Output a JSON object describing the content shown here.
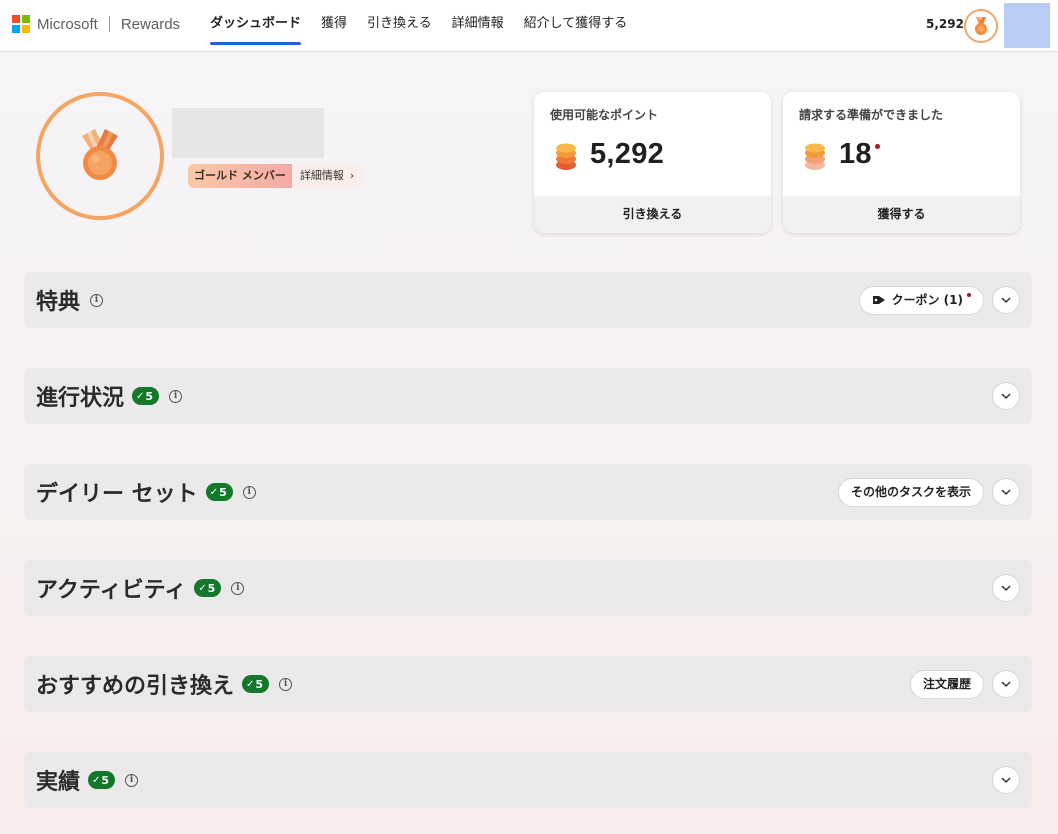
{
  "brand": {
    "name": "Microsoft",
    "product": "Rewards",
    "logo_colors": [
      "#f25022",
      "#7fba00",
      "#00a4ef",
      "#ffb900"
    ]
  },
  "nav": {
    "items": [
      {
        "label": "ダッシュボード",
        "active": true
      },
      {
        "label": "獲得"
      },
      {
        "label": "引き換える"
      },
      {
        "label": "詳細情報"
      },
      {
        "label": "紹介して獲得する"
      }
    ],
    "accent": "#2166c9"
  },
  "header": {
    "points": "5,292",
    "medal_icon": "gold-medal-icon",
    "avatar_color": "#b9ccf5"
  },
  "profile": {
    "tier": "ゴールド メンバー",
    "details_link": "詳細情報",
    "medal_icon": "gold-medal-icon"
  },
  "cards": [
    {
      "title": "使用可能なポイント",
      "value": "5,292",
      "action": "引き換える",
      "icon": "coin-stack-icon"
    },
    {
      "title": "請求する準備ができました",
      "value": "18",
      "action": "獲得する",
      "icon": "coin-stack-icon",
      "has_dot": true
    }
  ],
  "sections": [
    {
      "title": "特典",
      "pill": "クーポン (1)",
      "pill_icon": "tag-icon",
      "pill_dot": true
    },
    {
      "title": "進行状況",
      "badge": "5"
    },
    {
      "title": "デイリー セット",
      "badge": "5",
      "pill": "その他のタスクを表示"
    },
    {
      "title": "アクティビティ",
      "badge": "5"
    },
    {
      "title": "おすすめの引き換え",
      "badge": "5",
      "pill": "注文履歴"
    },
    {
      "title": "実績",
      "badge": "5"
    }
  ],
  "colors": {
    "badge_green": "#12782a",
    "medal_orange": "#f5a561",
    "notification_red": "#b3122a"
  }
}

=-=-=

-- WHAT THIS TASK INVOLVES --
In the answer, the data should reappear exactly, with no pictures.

-- RESPONSE --
Output a JSON object describing the content shown here.
{
  "brand": {
    "name": "Microsoft",
    "product": "Rewards",
    "logo_colors": [
      "#f25022",
      "#7fba00",
      "#00a4ef",
      "#ffb900"
    ]
  },
  "nav": {
    "items": [
      {
        "label": "ダッシュボード",
        "active": true
      },
      {
        "label": "獲得"
      },
      {
        "label": "引き換える"
      },
      {
        "label": "詳細情報"
      },
      {
        "label": "紹介して獲得する"
      }
    ],
    "accent": "#2166c9"
  },
  "header": {
    "points": "5,292",
    "medal_icon": "gold-medal-icon",
    "avatar_color": "#b9ccf5"
  },
  "profile": {
    "tier": "ゴールド メンバー",
    "details_link": "詳細情報",
    "medal_icon": "gold-medal-icon"
  },
  "cards": [
    {
      "title": "使用可能なポイント",
      "value": "5,292",
      "action": "引き換える",
      "icon": "coin-stack-icon"
    },
    {
      "title": "請求する準備ができました",
      "value": "18",
      "action": "獲得する",
      "icon": "coin-stack-icon",
      "has_dot": true
    }
  ],
  "sections": [
    {
      "title": "特典",
      "pill": "クーポン (1)",
      "pill_icon": "tag-icon",
      "pill_dot": true
    },
    {
      "title": "進行状況",
      "badge": "5"
    },
    {
      "title": "デイリー セット",
      "badge": "5",
      "pill": "その他のタスクを表示"
    },
    {
      "title": "アクティビティ",
      "badge": "5"
    },
    {
      "title": "おすすめの引き換え",
      "badge": "5",
      "pill": "注文履歴"
    },
    {
      "title": "実績",
      "badge": "5"
    }
  ],
  "colors": {
    "badge_green": "#12782a",
    "medal_orange": "#f5a561",
    "notification_red": "#b3122a"
  }
}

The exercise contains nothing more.